First visit by the first birthday
A child should visit the dentist within six months of the eruption of the first tooth or by age 1.
Dental problems can begin early
Children risk severe decay from using a bottle during naps or at night or when they nurse continuously from the breast.
The earlier the dental visit, the better
Children with healthy teeth chew food easily, are better able to learn to speak clearly, and smile with confidence.
Encourage children to drink from a cup by their 1st birthday
Children should be weened from the bottle at 12 to 14 months. If your child sleeps with a bottle it should only contain water. At-will breast feeding should be avoided after the first primary teeth appear. Drinking juice from a bottle should be avoided.

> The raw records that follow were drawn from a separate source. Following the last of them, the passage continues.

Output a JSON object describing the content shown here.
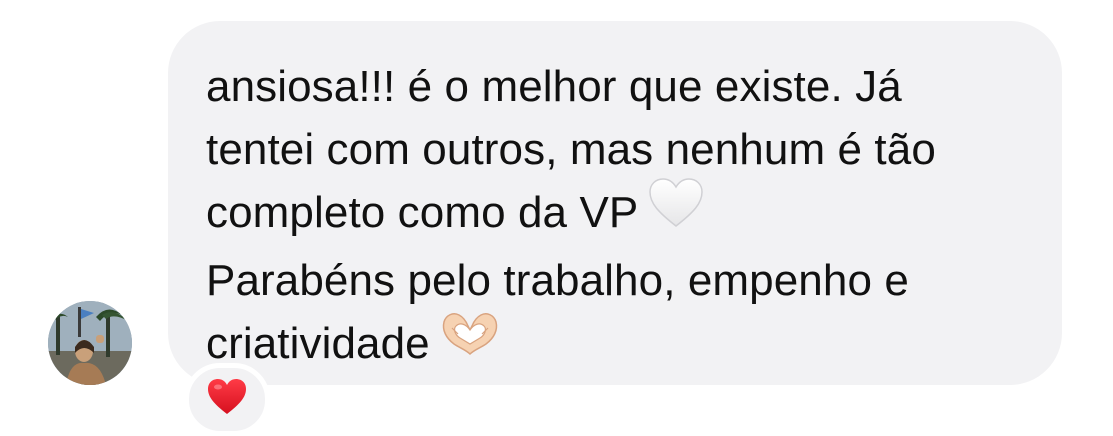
{
  "message": {
    "lines": [
      "ansiosa!!! é o melhor que existe. Já",
      "tentei com outros, mas nenhum é tão",
      "completo como da VP",
      "Parabéns pelo trabalho, empenho e",
      "criatividade"
    ],
    "line3_emoji": "white-heart-icon",
    "line5_emoji": "heart-hands-icon"
  },
  "reaction": {
    "icon": "red-heart-icon",
    "color": "#e8192c"
  },
  "colors": {
    "bubble": "#f2f2f4",
    "text": "#111111"
  }
}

Thumb sucking is perfectly normal for infants
Most children stop thumb sucking by age 2, but if prolonged can create crowded, crooked teeth or bite problems. Dentists can suggest ways to address a prolonged thumb sucking habit.
Never dip a pacifier into honey or anything sweet before giving it to a baby
Limit frequency of snacking, which can increase a child’s risk of developing cavities.
Children should use an appropriate size toothbrush
The toothbrush should have a small head brushing surface. When your child’s first tooth appears use a tiny smear of fluoride toothpaste, at about age 4 use a pea size drop.
Always supervise young children while brushing
Teach children to spit out rather than swallow toothpaste.
Children who primarily drink bottled water may not be getting the fluoride they need
Children from six months to age 3, may have sore gums
These can help: a clean teething ring, cool spoon, cold wet washcloth, chilled ring, rubbing the gums with a clean finger.
Parents and caregivers need to take care of their own teeth
Don’t clean pacifiers and eating utensils with your own mouth because your bacteria can be transmitted to the child.